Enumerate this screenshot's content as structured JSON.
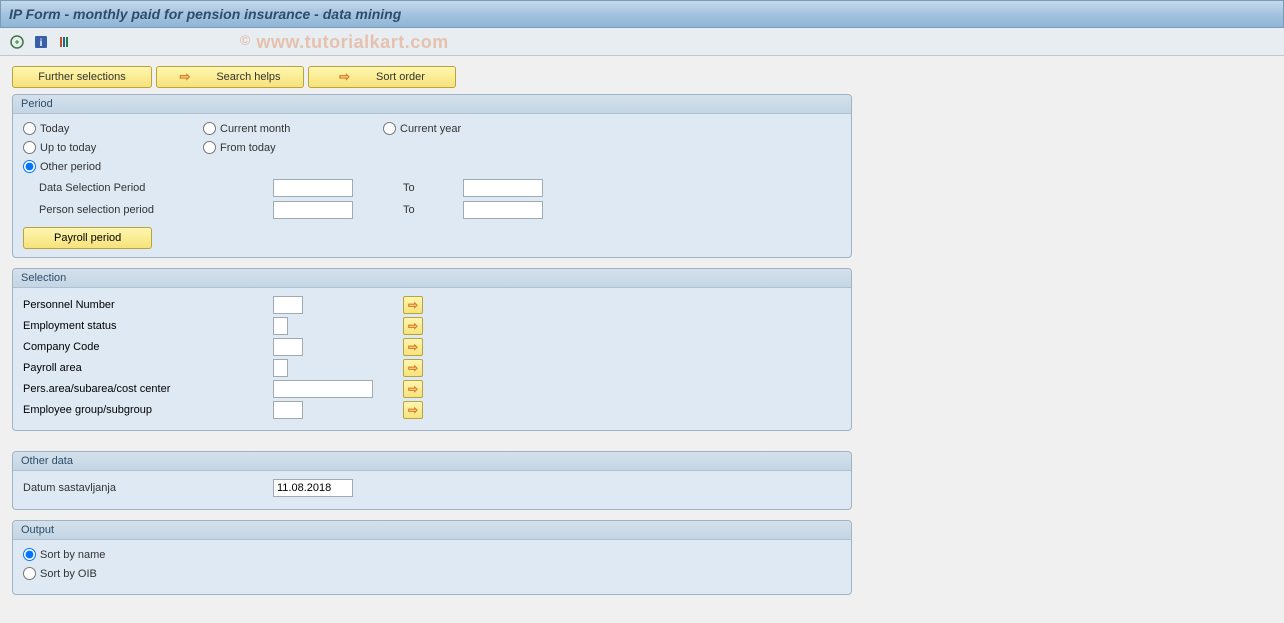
{
  "title": "IP Form - monthly paid for pension insurance - data mining",
  "watermark": "www.tutorialkart.com",
  "buttons": {
    "further_selections": "Further selections",
    "search_helps": "Search helps",
    "sort_order": "Sort order"
  },
  "period": {
    "title": "Period",
    "today": "Today",
    "current_month": "Current month",
    "current_year": "Current year",
    "up_to_today": "Up to today",
    "from_today": "From today",
    "other_period": "Other period",
    "data_selection_period": "Data Selection Period",
    "person_selection_period": "Person selection period",
    "to": "To",
    "payroll_period": "Payroll period"
  },
  "selection": {
    "title": "Selection",
    "personnel_number": "Personnel Number",
    "employment_status": "Employment status",
    "company_code": "Company Code",
    "payroll_area": "Payroll area",
    "pers_area": "Pers.area/subarea/cost center",
    "employee_group": "Employee group/subgroup"
  },
  "other_data": {
    "title": "Other data",
    "datum_label": "Datum sastavljanja",
    "datum_value": "11.08.2018"
  },
  "output": {
    "title": "Output",
    "sort_by_name": "Sort by name",
    "sort_by_oib": "Sort by OIB"
  }
}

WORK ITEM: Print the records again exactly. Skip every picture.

WRITTEN RESPONSE:
Enumerate this screenshot's content as structured JSON.
{
  "title": "IP Form - monthly paid for pension insurance - data mining",
  "watermark": "www.tutorialkart.com",
  "buttons": {
    "further_selections": "Further selections",
    "search_helps": "Search helps",
    "sort_order": "Sort order"
  },
  "period": {
    "title": "Period",
    "today": "Today",
    "current_month": "Current month",
    "current_year": "Current year",
    "up_to_today": "Up to today",
    "from_today": "From today",
    "other_period": "Other period",
    "data_selection_period": "Data Selection Period",
    "person_selection_period": "Person selection period",
    "to": "To",
    "payroll_period": "Payroll period"
  },
  "selection": {
    "title": "Selection",
    "personnel_number": "Personnel Number",
    "employment_status": "Employment status",
    "company_code": "Company Code",
    "payroll_area": "Payroll area",
    "pers_area": "Pers.area/subarea/cost center",
    "employee_group": "Employee group/subgroup"
  },
  "other_data": {
    "title": "Other data",
    "datum_label": "Datum sastavljanja",
    "datum_value": "11.08.2018"
  },
  "output": {
    "title": "Output",
    "sort_by_name": "Sort by name",
    "sort_by_oib": "Sort by OIB"
  }
}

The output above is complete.